• **Dataset**:
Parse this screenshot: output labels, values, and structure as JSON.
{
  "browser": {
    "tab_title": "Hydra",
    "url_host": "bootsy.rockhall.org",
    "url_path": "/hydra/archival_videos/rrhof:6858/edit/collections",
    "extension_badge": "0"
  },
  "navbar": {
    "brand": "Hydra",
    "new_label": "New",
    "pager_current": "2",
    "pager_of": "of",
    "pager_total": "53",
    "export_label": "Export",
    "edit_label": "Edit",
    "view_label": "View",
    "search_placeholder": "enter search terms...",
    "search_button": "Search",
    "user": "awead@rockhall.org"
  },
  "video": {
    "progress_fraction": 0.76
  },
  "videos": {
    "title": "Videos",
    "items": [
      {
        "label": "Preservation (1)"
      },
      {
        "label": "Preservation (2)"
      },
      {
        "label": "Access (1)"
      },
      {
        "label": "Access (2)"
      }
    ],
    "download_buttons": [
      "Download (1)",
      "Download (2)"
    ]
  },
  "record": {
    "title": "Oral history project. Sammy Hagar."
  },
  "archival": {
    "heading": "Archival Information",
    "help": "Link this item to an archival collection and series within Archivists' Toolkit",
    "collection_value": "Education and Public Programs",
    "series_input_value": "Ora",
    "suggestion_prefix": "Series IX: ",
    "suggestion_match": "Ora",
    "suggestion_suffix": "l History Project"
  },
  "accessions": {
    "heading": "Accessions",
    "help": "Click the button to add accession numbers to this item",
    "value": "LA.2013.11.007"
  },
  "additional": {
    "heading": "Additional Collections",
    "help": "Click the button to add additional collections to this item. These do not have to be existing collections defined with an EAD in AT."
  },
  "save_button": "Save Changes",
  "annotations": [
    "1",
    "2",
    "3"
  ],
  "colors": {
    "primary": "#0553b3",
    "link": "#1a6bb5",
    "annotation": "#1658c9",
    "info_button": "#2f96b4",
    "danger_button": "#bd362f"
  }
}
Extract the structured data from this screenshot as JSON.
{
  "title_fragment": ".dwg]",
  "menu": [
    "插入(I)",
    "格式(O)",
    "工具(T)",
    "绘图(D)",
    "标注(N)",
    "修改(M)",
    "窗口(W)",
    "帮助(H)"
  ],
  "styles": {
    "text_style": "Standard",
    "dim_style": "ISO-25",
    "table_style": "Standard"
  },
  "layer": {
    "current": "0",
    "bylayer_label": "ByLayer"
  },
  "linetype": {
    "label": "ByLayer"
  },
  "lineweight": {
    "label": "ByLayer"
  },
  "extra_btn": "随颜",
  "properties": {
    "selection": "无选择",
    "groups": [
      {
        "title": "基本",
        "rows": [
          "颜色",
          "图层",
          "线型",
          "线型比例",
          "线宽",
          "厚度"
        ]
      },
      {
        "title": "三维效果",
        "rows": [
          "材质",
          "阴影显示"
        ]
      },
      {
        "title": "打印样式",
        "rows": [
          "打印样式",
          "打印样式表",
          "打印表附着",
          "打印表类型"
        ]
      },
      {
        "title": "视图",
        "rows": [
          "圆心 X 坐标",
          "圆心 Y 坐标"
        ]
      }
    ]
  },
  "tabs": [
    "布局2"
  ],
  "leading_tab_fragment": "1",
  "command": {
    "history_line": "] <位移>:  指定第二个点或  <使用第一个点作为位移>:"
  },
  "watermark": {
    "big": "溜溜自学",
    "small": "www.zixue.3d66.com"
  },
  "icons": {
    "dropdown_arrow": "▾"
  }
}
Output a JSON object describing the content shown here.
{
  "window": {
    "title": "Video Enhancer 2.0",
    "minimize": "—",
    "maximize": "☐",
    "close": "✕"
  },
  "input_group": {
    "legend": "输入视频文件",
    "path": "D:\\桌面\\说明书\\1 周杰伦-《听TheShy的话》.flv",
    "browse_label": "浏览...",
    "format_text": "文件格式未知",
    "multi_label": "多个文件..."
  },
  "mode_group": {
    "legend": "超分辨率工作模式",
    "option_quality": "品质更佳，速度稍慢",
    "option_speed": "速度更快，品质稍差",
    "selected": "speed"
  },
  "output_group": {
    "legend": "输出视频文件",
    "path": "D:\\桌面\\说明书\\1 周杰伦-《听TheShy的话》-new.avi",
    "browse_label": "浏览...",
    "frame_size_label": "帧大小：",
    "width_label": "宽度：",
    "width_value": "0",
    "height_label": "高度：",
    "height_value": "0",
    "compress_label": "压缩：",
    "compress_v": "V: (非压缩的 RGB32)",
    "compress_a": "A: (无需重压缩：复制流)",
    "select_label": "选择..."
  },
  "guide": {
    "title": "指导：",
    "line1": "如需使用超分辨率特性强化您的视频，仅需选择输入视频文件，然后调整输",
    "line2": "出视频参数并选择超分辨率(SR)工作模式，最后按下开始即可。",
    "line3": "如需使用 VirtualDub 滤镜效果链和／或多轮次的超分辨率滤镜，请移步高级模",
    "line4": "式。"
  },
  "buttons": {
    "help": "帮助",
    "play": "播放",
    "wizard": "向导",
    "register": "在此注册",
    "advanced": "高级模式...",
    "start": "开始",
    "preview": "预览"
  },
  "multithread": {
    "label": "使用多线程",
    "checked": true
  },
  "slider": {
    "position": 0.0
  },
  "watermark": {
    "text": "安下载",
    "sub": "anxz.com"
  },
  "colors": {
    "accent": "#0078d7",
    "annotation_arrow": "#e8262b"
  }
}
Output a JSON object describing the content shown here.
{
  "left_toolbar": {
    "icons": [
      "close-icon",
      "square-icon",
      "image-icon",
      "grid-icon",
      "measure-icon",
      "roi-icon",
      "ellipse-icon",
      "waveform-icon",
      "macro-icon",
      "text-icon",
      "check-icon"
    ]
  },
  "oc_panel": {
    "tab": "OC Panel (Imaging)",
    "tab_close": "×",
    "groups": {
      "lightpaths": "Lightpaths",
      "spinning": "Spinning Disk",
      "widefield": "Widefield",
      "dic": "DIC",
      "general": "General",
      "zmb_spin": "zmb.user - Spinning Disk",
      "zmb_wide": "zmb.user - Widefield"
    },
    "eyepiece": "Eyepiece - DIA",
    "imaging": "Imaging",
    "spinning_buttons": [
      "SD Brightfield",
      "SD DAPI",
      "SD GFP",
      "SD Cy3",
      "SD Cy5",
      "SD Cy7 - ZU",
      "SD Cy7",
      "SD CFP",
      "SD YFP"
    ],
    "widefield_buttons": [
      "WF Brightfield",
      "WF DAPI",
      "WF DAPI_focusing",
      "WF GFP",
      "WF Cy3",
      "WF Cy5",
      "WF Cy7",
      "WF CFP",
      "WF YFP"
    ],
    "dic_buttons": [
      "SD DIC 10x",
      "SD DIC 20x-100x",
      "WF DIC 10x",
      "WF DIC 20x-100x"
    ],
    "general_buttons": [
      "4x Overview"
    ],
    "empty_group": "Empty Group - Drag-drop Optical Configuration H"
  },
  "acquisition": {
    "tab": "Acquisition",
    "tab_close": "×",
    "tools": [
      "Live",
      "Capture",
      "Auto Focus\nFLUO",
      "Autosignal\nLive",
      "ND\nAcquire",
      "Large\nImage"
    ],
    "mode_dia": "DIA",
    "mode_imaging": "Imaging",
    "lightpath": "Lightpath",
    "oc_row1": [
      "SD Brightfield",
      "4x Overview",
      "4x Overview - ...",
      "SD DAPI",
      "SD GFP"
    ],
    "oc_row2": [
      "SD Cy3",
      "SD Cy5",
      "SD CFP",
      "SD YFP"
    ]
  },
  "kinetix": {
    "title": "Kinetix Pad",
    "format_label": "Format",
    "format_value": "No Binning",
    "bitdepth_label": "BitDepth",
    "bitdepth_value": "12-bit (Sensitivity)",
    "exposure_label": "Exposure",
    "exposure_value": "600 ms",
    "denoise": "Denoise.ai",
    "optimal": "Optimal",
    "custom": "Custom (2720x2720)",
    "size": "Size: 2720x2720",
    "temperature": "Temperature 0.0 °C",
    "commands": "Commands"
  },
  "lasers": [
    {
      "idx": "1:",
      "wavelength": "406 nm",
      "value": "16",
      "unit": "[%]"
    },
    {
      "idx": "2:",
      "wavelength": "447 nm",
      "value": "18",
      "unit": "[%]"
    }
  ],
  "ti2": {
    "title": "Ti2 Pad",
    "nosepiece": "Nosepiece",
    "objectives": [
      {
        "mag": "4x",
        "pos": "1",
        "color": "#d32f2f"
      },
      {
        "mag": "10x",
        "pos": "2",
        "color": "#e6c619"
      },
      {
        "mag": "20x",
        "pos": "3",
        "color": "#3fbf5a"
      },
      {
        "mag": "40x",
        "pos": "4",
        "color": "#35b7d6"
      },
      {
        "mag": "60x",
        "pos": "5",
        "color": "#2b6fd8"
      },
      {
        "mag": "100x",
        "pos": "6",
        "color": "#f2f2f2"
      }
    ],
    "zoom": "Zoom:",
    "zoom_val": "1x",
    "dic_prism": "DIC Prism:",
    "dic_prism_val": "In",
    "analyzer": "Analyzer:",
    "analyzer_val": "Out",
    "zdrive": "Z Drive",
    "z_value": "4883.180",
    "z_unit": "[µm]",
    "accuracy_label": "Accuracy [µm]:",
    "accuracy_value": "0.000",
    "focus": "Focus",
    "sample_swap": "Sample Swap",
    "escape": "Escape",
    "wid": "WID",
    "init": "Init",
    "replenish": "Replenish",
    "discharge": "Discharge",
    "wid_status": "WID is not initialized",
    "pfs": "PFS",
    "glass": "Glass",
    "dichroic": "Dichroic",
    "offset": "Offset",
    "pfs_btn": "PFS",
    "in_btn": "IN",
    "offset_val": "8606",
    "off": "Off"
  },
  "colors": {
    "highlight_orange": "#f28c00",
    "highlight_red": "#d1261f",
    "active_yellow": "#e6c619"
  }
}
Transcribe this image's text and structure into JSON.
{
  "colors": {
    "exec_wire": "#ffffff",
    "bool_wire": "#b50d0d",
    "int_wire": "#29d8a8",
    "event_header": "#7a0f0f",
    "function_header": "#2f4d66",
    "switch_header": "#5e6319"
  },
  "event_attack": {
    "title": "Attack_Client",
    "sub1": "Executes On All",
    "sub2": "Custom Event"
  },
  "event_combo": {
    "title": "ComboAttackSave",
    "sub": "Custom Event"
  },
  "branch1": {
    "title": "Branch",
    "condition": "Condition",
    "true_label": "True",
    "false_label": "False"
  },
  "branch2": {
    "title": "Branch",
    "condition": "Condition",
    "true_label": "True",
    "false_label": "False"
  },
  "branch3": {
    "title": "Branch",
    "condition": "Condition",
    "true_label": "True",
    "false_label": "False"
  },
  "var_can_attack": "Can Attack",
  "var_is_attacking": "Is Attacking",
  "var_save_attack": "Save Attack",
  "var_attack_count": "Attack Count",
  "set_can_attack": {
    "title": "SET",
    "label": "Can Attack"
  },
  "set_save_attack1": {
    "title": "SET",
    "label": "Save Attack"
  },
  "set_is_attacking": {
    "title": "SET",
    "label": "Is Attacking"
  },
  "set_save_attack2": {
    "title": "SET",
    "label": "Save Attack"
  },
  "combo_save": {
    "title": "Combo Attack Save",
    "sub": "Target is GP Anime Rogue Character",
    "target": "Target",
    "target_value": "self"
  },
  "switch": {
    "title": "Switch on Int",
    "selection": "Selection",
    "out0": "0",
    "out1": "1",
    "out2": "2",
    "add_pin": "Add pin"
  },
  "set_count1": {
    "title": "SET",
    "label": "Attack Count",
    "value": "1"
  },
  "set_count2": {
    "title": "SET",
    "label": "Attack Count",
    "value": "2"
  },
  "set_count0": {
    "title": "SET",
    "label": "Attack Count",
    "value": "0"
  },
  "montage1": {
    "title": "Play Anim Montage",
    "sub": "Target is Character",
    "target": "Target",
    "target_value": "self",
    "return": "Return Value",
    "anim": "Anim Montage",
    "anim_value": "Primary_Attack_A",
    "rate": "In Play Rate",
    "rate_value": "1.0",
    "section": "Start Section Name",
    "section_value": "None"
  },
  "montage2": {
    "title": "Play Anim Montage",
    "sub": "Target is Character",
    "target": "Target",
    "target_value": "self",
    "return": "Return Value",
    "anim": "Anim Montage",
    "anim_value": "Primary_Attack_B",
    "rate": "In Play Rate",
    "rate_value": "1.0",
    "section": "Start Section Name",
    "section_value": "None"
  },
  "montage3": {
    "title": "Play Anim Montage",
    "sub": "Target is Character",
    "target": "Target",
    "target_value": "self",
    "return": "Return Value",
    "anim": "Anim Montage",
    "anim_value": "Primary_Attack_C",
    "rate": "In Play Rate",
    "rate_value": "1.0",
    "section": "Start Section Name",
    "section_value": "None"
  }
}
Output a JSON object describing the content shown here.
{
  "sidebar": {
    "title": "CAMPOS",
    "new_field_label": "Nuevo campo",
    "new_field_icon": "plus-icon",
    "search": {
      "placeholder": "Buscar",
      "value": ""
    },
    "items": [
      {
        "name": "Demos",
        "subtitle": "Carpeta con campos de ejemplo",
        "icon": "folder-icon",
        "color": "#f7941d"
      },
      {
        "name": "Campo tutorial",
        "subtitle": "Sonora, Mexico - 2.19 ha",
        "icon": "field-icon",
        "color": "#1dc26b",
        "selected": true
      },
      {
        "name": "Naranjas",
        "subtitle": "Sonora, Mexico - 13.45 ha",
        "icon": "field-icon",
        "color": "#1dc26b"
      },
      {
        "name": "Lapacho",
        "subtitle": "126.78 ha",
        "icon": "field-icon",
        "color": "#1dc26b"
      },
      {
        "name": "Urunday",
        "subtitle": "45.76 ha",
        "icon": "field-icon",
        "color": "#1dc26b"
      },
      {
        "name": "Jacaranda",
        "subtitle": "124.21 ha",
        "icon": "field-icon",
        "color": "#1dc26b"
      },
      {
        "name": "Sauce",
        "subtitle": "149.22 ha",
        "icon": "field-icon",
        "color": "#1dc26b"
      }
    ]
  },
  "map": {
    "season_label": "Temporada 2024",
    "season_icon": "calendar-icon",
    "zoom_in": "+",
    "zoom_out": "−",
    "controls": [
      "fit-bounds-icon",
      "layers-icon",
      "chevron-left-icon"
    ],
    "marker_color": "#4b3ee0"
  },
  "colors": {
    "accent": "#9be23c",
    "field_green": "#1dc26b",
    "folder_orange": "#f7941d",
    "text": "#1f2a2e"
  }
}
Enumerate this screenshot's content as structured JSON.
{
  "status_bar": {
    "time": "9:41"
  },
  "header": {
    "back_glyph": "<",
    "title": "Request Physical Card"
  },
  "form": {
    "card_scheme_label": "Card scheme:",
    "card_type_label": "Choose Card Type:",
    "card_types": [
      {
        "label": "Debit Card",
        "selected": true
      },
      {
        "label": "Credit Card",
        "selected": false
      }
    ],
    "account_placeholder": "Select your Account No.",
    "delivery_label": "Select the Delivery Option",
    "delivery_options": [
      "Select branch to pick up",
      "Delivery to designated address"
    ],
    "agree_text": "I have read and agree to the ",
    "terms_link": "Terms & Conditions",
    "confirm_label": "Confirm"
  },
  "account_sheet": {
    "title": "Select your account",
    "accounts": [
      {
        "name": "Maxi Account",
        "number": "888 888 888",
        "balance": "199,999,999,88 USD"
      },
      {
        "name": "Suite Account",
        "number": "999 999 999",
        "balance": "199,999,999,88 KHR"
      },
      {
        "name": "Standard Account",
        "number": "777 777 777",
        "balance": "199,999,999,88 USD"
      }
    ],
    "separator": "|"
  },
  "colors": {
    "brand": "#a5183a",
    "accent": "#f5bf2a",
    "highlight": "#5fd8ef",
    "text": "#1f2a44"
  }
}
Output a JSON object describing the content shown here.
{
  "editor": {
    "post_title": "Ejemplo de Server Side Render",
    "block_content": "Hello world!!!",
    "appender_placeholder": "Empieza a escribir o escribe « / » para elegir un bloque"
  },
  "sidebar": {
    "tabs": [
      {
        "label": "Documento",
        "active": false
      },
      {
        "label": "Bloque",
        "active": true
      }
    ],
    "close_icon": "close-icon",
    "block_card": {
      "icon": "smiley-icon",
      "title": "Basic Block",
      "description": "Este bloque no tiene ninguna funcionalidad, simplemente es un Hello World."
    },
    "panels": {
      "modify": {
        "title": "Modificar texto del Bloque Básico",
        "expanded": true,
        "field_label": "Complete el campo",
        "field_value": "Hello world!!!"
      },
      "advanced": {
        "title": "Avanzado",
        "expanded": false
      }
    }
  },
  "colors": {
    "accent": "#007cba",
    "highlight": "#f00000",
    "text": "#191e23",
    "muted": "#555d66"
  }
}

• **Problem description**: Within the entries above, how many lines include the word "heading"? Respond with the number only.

• **Response area**: 3